Graphically, this is a beautiful book and would make a beautiful gift. I will enjoy having it in my library. Practically, I don’t see it at most people’s seder tables. At $30, it’s too expensive for larger groups, and its oversized format will cause many a spilled glass of wine and clash of elbows, especially when it’s turned to read the commentaries. Also, it has no transliterations—a spelling out of key Hebrew prayers and songs in English letters—which will tend to make non-Jews and Jews who can’t read Hebrew feel left out. The absence of any attempt to make the translation more gender-neutral will also not make women and girls feel optimally welcomed.
All that said, my favorite Haggadahs are out of print, and I wish there were more choices. I’ll continue with my old ones, modified with various additions—excerpts from MLK’s “I Have a Dream" speech, for instance, and Yiddish and Judeo-Spanish versions of the Four Questions—and hope for better versions in the future. If you’re looking, there are many good things online, and you can mix and match and add things of your own if you’re not too strict. For a religiously correct touchstone, find a version on an Orthodox Jewish website and work from there. Or, you can always fall back on that old standby from Maxwell House.
The main thing is to celebrate freedom. Whether you think God or people are responsible, there is nothing sweeter than liberation. Slavery takes a different form in every generation, and the Haggadah in every version reminds us to resist, not just for ourselves but on behalf of all who suffer.
Melvin J. Konner holds Ph.D. and M.D. degrees from Harvard University, and is Samuel Candler Dobbs Professor in the Department of Anthropology and the Program in Neuroscience and Behavioral Biology at Emory University.

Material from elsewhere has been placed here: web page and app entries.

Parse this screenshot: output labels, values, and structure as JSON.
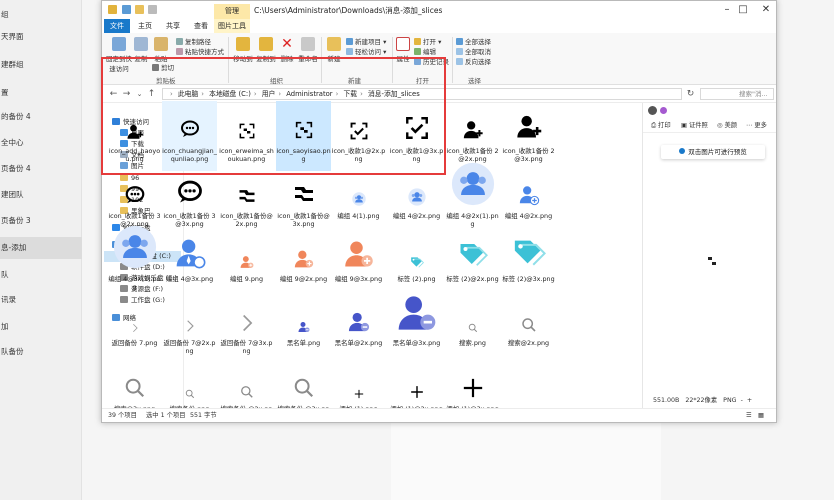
{
  "background": {
    "sidebar_items": [
      "组",
      "天界面",
      "建群组",
      "置",
      "的备份 4",
      "全中心",
      "页备份 4",
      "建团队",
      "页备份 3",
      "息-添加",
      "队",
      "讯录",
      "加",
      "队备份"
    ]
  },
  "window": {
    "manage_tab": "管理",
    "title_path": "C:\\Users\\Administrator\\Downloads\\消息-添加_slices",
    "controls": [
      "–",
      "□",
      "✕"
    ],
    "ribbon_tabs": [
      "文件",
      "主页",
      "共享",
      "查看",
      "图片工具"
    ]
  },
  "ribbon": {
    "pin_quick": "固定到快速访问",
    "copy": "复制",
    "paste": "粘贴",
    "copy_path": "复制路径",
    "paste_shortcut": "粘贴快捷方式",
    "cut": "剪切",
    "move_to": "移动到",
    "copy_to": "复制到",
    "delete": "删除",
    "rename": "重命名",
    "new_folder": "新建",
    "new_item": "新建项目 ▾",
    "easy_access": "轻松访问 ▾",
    "properties": "属性",
    "open": "打开 ▾",
    "edit": "编辑",
    "history": "历史记录",
    "select_all": "全部选择",
    "select_none": "全部取消",
    "invert": "反向选择",
    "groups": {
      "clipboard": "剪贴板",
      "organize": "组织",
      "new": "新建",
      "open": "打开",
      "select": "选择"
    }
  },
  "address": {
    "crumbs": [
      "此电脑",
      "本地磁盘 (C:)",
      "用户",
      "Administrator",
      "下载",
      "消息-添加_slices"
    ],
    "search_placeholder": "搜索\"消..."
  },
  "nav": {
    "quick_access": "快速访问",
    "desktop": "桌面",
    "downloads": "下载",
    "documents": "文档",
    "pictures": "图片",
    "f96": "96",
    "f99": "99",
    "f102": "102",
    "camera": "黑象巴",
    "wps": "WPS云盘",
    "this_pc": "此电脑",
    "c_drive": "本地磁盘 (C:)",
    "d_drive": "软件盘 (D:)",
    "e_drive": "游戏娱乐盘 (E:)",
    "f_drive": "资源盘 (F:)",
    "g_drive": "工作盘 (G:)",
    "network": "网络"
  },
  "files": [
    {
      "name": "icon_add_haoyou.png",
      "icon": "add-friend-icon"
    },
    {
      "name": "icon_chuangjian_qunliao.png",
      "icon": "create-group-chat-icon"
    },
    {
      "name": "icon_erweima_shoukuan.png",
      "icon": "qr-code-icon"
    },
    {
      "name": "icon_saoyisao.png",
      "icon": "scan-icon"
    },
    {
      "name": "icon_收款1@2x.png",
      "icon": "scan-frame-icon"
    },
    {
      "name": "icon_收款1@3x.png",
      "icon": "scan-frame-icon"
    },
    {
      "name": "icon_收款1备份 2@2x.png",
      "icon": "add-user-icon"
    },
    {
      "name": "icon_收款1备份 2@3x.png",
      "icon": "add-user-icon"
    },
    {
      "name": "icon_收款1备份 3@2x.png",
      "icon": "chat-bubble-icon"
    },
    {
      "name": "icon_收款1备份 3@3x.png",
      "icon": "chat-bubble-icon"
    },
    {
      "name": "icon_收款1备份@2x.png",
      "icon": "swap-icon"
    },
    {
      "name": "icon_收款1备份@3x.png",
      "icon": "swap-icon"
    },
    {
      "name": "编组 4(1).png",
      "icon": "group-avatar-icon"
    },
    {
      "name": "编组 4@2x.png",
      "icon": "group-avatar-icon"
    },
    {
      "name": "编组 4@2x(1).png",
      "icon": "group-avatar-icon"
    },
    {
      "name": "编组 4@2x.png",
      "icon": "group-add-icon"
    },
    {
      "name": "编组 4@3x(1).png",
      "icon": "group-avatar-icon"
    },
    {
      "name": "编组 4@3x.png",
      "icon": "user-tie-icon"
    },
    {
      "name": "编组 9.png",
      "icon": "user-add-icon"
    },
    {
      "name": "编组 9@2x.png",
      "icon": "user-add-icon"
    },
    {
      "name": "编组 9@3x.png",
      "icon": "user-add-icon"
    },
    {
      "name": "标签 (2).png",
      "icon": "tag-icon"
    },
    {
      "name": "标签 (2)@2x.png",
      "icon": "tag-icon"
    },
    {
      "name": "标签 (2)@3x.png",
      "icon": "tag-icon"
    },
    {
      "name": "返回备份 7.png",
      "icon": "chevron-right-icon"
    },
    {
      "name": "返回备份 7@2x.png",
      "icon": "chevron-right-icon"
    },
    {
      "name": "返回备份 7@3x.png",
      "icon": "chevron-right-icon"
    },
    {
      "name": "黑名单.png",
      "icon": "blacklist-icon"
    },
    {
      "name": "黑名单@2x.png",
      "icon": "blacklist-icon"
    },
    {
      "name": "黑名单@3x.png",
      "icon": "blacklist-icon"
    },
    {
      "name": "搜索.png",
      "icon": "search-icon"
    },
    {
      "name": "搜索@2x.png",
      "icon": "search-icon"
    },
    {
      "name": "搜索@3x.png",
      "icon": "search-icon"
    },
    {
      "name": "搜索备份.png",
      "icon": "search-icon"
    },
    {
      "name": "搜索备份 @2x.png",
      "icon": "search-icon"
    },
    {
      "name": "搜索备份 @3x.png",
      "icon": "search-icon"
    },
    {
      "name": "添加 (1).png",
      "icon": "plus-icon"
    },
    {
      "name": "添加 (1)@2x.png",
      "icon": "plus-icon"
    },
    {
      "name": "添加 (1)@3x.png",
      "icon": "plus-icon"
    }
  ],
  "preview": {
    "print": "打印",
    "certificate": "证件照",
    "beauty": "美颜",
    "more": "更多",
    "tip": "双击图片可进行预览",
    "size": "551.00B",
    "dims": "22*22像素",
    "format": "PNG",
    "zoom_in": "+",
    "zoom_out": "-"
  },
  "status": {
    "count": "39 个项目",
    "selected": "选中 1 个项目",
    "size": "551 字节"
  },
  "colors": {
    "accent": "#1979ca",
    "icon_blue": "#4a86e8",
    "icon_orange": "#f0865b",
    "tag_cyan": "#3cc1d6",
    "highlight": "#e53b3b"
  }
}
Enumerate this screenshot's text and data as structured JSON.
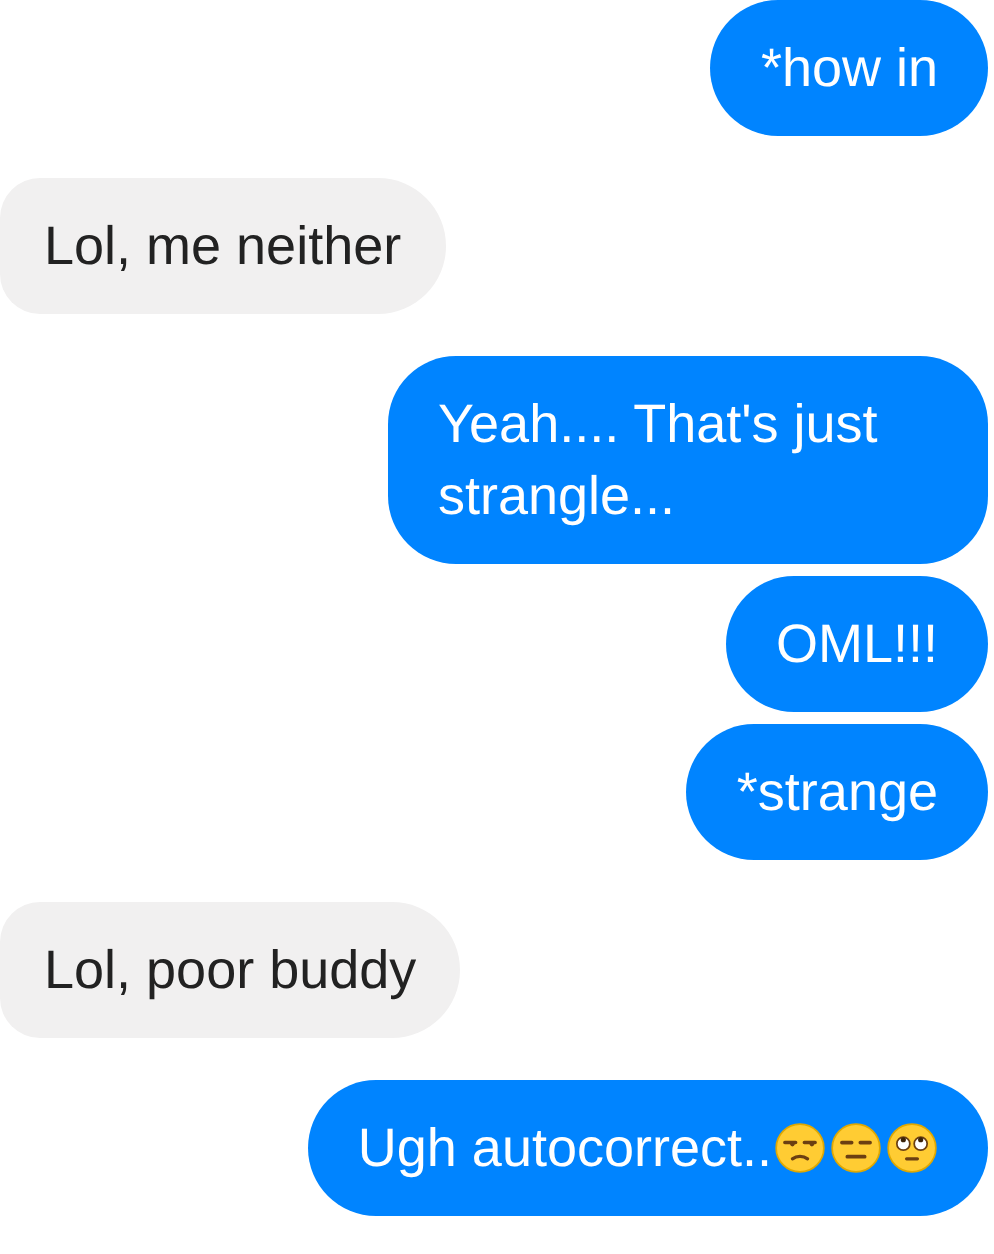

He spent two years among the !Kung San (Bushmen), and has taught at Harvard and then at Emory, for about 40 years. He is author of 10 books, including The Tangled Wing, The Jewish Body, and The Evolution of Childhood. For more by and about him, visit www.jewsandothers.com and www.melvinkonner.com.